START Records for processing
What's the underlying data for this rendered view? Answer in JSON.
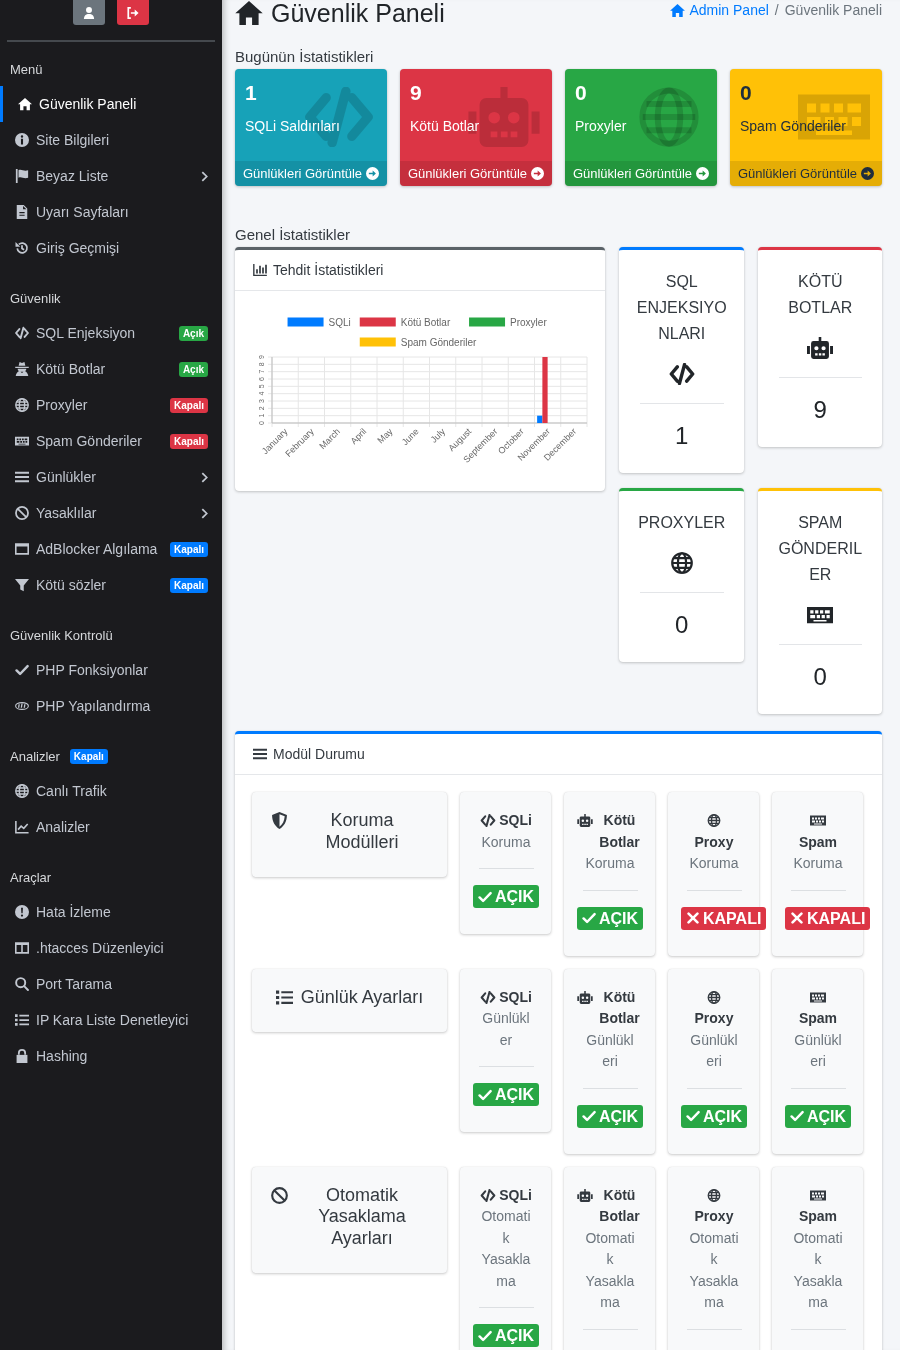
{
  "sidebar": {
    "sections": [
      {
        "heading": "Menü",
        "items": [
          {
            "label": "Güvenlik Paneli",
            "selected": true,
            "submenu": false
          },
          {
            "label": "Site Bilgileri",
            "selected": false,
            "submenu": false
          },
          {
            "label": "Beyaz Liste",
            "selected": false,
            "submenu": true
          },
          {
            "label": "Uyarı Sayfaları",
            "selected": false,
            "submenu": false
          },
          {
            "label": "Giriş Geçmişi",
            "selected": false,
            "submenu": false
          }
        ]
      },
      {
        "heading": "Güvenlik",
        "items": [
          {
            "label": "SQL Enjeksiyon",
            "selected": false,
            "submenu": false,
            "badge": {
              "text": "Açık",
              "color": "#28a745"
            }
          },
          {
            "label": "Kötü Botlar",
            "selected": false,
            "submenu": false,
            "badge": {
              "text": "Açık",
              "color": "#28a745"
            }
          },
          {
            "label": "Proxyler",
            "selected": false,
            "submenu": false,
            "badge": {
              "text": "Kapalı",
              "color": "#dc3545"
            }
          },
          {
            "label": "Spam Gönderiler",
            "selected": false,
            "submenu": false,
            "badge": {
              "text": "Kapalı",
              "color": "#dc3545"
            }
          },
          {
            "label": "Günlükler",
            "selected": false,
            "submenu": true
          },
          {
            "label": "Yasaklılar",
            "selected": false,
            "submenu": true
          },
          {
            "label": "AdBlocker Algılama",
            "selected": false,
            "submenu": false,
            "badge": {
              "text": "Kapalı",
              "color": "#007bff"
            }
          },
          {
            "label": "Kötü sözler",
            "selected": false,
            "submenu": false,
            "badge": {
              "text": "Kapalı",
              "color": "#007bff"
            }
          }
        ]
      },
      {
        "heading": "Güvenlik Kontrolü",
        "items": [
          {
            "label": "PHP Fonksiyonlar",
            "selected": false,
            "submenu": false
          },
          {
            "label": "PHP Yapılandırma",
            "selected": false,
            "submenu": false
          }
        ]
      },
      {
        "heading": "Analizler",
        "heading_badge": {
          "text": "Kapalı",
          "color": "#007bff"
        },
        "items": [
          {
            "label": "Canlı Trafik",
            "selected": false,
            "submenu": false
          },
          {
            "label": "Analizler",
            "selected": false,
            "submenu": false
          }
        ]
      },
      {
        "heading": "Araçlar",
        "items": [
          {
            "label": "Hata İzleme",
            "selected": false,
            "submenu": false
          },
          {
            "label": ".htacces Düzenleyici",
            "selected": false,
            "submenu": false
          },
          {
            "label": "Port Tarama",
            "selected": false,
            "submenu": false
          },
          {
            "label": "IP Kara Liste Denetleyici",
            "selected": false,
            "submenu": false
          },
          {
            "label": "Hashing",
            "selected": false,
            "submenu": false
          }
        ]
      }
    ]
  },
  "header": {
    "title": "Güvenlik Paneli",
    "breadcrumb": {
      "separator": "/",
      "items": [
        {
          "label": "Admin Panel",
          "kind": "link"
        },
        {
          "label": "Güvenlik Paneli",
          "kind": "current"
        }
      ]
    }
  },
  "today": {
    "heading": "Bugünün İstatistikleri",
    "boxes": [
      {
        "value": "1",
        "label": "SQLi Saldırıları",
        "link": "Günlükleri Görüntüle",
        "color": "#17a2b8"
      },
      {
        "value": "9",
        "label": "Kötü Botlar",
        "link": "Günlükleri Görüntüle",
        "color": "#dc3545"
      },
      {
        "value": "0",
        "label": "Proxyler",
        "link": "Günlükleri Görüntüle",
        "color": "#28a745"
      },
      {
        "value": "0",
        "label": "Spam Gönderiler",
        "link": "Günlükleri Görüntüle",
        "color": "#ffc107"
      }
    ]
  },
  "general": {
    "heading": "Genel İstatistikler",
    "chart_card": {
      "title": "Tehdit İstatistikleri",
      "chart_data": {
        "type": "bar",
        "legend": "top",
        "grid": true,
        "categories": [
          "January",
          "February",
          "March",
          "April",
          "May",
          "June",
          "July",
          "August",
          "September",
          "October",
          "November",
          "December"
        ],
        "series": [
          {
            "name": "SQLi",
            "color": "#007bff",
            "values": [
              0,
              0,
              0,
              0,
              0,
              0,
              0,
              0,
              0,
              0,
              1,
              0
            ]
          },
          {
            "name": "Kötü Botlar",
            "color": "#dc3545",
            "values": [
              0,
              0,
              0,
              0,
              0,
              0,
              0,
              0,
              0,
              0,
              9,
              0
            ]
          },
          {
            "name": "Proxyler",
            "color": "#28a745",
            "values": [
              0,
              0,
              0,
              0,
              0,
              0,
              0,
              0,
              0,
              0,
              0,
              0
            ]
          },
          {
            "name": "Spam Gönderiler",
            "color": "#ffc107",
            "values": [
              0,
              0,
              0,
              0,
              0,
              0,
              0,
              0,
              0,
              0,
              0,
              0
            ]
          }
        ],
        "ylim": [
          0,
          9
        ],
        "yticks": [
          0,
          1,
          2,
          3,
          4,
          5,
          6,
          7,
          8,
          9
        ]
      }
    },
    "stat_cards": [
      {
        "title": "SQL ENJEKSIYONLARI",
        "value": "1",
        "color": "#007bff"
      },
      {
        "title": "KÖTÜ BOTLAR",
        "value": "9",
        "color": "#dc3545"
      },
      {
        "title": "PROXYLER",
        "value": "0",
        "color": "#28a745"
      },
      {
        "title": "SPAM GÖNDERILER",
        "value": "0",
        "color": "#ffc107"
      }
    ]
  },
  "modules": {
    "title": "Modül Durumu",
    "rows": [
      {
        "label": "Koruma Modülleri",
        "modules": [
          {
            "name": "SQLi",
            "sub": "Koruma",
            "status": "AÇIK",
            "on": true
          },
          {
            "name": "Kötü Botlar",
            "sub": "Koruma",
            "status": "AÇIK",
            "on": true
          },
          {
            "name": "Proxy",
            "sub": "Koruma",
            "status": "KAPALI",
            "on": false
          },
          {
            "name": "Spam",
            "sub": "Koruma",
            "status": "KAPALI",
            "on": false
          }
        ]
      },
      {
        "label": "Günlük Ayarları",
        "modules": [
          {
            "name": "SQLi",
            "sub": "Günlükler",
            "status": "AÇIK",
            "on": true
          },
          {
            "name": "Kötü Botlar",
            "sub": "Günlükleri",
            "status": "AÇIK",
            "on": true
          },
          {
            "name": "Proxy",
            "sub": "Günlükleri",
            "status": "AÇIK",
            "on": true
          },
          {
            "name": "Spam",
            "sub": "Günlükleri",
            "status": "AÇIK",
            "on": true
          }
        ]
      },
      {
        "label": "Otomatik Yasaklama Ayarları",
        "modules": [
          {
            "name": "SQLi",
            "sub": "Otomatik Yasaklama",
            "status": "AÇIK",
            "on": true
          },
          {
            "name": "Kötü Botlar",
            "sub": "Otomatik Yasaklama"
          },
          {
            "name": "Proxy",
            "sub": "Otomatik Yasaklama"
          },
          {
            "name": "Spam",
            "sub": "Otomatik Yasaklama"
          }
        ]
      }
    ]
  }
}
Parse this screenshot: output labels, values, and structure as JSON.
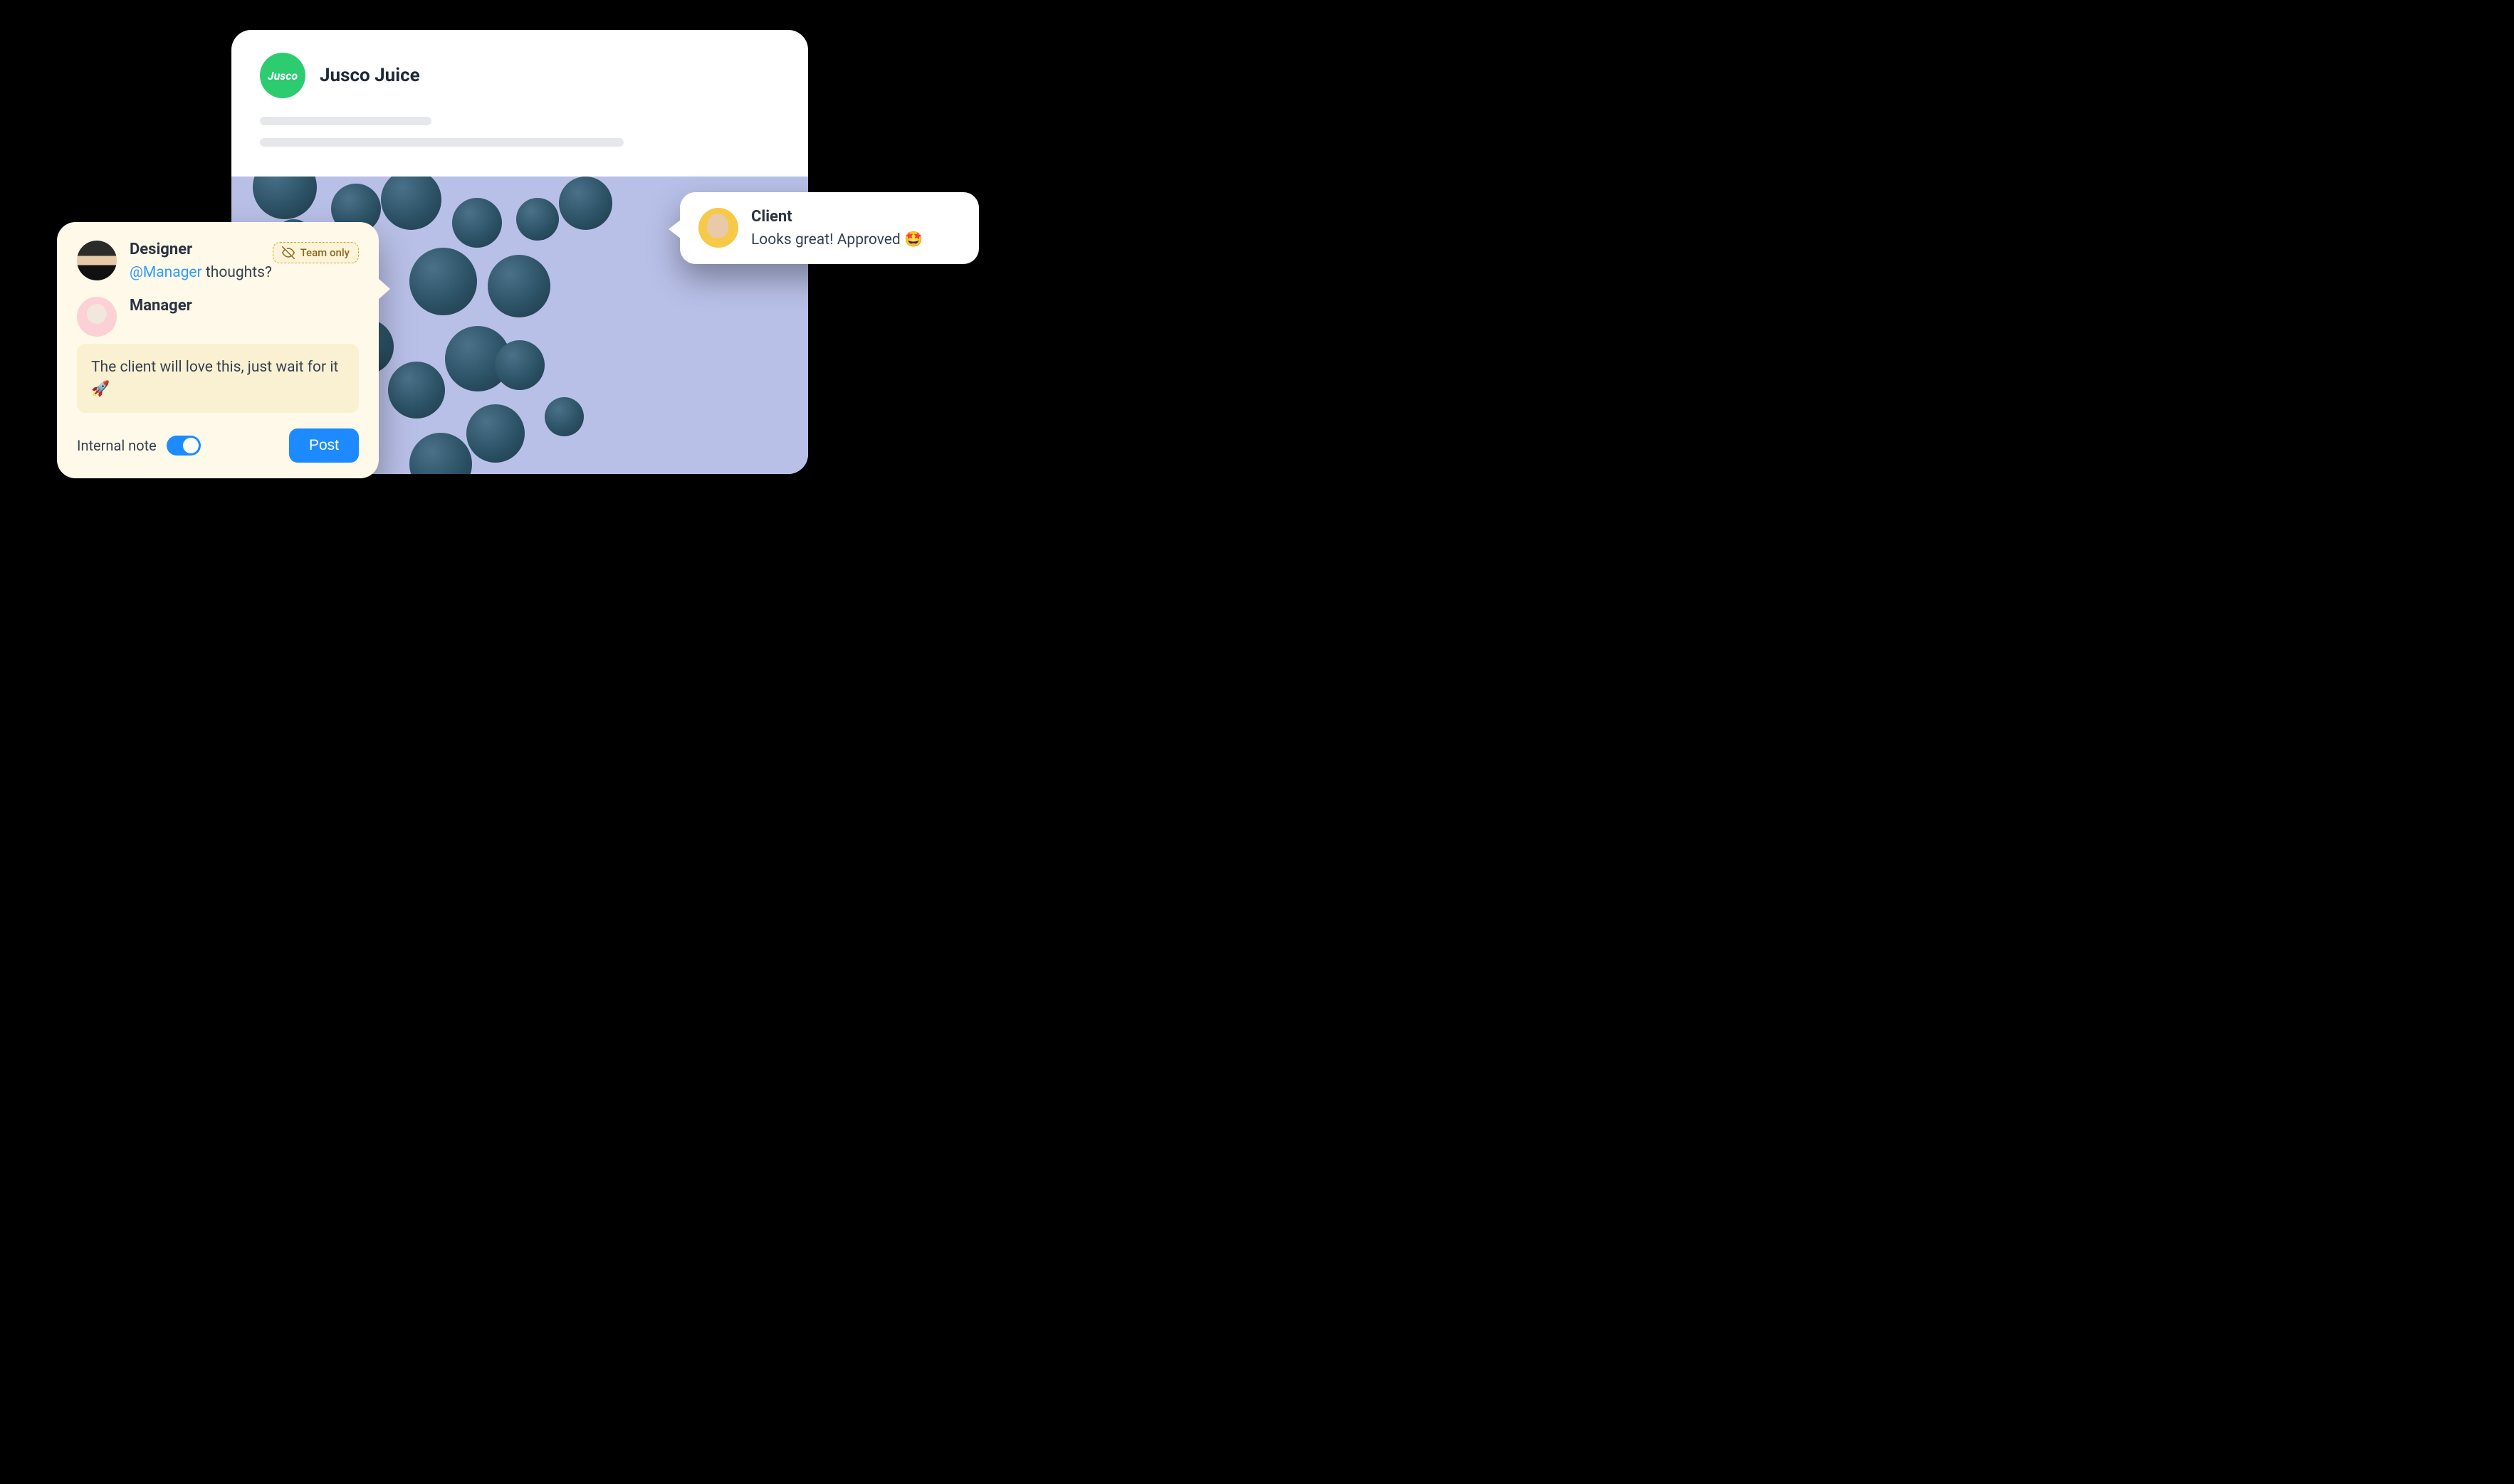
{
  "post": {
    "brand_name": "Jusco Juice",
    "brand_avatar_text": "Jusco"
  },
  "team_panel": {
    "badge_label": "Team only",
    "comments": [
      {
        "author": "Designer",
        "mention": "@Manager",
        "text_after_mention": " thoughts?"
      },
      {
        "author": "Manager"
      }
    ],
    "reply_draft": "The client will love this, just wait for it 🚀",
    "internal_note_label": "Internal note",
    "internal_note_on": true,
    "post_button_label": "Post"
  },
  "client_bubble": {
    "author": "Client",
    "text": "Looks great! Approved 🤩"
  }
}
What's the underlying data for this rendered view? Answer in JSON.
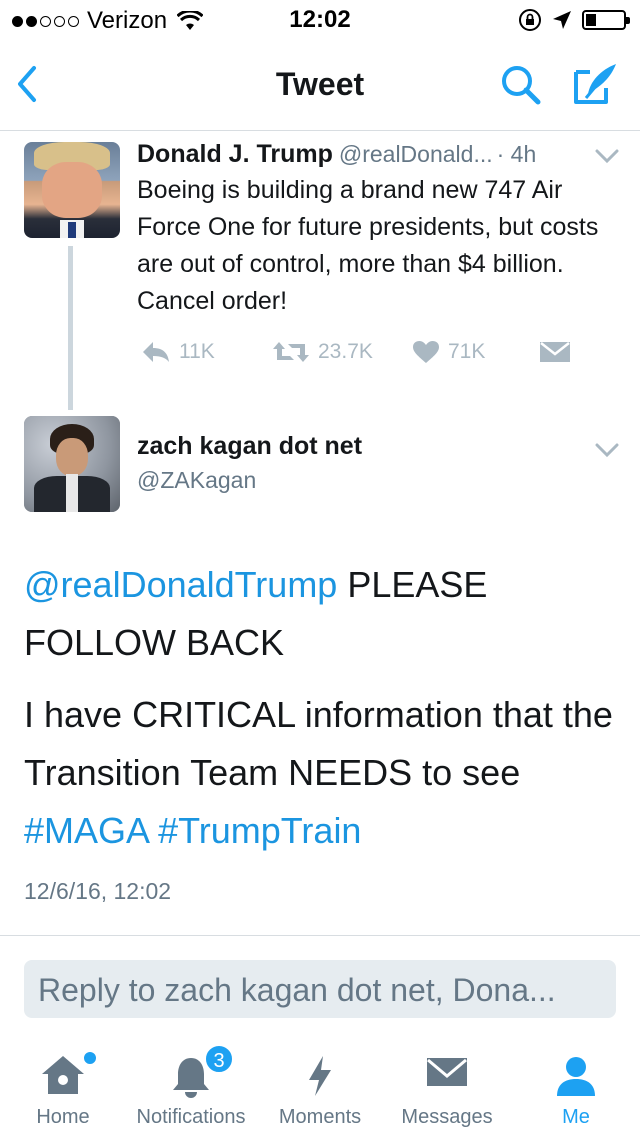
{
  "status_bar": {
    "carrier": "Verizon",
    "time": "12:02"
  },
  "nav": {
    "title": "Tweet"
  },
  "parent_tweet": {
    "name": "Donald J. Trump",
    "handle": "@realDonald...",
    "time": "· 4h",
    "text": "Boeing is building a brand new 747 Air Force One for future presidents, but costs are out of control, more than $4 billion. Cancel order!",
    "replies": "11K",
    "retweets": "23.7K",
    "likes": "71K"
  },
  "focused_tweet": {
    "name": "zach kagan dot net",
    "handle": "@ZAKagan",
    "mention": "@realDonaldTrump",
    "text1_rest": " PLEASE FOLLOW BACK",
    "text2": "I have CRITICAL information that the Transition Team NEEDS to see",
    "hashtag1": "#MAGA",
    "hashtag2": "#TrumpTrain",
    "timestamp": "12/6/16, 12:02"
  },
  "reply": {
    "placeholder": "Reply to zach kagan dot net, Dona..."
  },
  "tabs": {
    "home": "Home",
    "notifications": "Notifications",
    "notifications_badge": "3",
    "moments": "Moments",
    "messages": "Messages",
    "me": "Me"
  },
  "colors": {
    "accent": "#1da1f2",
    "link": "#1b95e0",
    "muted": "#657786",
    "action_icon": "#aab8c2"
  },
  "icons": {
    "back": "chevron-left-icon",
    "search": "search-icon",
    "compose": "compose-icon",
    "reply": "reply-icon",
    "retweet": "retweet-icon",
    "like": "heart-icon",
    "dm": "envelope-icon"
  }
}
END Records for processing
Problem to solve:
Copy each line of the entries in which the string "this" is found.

Exercise answer:
What's the underlying data for this rendered view? Answer in JSON.
Parse this screenshot: output labels, values, and structure as JSON.
    "reply_draft": "The client will love this, just wait for it 🚀",
What's the underlying data for this rendered view? Answer in JSON.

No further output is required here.